Problem requirements :: In every line of the records, look for "refresh", then report how many lines have it and nothing else.

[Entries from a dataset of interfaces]

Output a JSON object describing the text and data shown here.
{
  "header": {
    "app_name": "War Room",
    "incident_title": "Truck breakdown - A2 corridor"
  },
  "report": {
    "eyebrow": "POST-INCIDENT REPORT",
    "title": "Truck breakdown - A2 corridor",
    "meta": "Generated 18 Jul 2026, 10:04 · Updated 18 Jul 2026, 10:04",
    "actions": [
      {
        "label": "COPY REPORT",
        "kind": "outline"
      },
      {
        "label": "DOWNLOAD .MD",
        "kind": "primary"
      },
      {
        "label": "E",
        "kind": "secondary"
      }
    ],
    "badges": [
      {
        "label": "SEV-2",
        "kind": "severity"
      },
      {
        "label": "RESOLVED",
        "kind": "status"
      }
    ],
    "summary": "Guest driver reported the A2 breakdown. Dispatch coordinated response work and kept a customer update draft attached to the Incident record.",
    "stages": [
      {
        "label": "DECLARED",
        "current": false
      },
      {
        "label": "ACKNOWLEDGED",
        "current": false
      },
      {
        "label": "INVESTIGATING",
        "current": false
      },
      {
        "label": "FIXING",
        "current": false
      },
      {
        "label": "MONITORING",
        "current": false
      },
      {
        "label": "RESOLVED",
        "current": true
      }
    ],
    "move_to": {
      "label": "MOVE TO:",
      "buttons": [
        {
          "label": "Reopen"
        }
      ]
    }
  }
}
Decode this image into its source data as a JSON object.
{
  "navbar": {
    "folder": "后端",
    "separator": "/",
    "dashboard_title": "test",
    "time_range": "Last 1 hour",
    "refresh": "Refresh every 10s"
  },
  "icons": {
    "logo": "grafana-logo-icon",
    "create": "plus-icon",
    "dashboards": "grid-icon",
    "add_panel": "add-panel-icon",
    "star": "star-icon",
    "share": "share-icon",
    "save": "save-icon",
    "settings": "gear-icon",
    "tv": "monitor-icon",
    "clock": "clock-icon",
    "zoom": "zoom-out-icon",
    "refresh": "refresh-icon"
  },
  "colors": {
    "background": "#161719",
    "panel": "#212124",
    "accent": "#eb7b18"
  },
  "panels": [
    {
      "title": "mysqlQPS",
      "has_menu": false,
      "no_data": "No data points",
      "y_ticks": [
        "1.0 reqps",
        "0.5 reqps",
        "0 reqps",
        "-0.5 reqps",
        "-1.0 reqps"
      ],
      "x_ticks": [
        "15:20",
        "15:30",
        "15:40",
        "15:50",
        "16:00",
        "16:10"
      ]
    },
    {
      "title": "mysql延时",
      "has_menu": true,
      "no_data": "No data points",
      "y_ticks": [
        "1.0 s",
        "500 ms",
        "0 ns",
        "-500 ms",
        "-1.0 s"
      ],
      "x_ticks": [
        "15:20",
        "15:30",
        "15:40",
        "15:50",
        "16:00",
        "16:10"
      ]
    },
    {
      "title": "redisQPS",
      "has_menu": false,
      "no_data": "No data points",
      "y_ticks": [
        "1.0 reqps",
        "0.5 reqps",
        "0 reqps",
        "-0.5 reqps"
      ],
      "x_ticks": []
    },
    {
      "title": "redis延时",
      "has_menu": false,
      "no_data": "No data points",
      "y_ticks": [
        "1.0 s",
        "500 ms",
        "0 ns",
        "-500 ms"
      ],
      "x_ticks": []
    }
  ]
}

Response box :: 2